=== Extracted records ===
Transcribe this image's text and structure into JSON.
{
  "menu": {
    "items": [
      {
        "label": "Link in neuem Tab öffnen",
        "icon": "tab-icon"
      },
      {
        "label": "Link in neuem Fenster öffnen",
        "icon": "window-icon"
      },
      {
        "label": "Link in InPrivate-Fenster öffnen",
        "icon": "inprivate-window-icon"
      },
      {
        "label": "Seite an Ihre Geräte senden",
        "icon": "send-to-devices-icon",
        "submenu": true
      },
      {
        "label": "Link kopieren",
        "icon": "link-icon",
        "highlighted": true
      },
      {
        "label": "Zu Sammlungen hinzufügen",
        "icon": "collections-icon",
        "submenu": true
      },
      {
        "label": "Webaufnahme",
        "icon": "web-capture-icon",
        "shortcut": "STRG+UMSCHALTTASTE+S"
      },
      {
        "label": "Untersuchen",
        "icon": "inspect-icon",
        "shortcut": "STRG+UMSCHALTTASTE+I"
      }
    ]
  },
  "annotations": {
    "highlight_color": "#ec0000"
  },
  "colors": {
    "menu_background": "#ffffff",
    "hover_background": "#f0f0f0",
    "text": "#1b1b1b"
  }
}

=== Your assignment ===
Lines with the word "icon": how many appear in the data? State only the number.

=== Completed exercise ===
8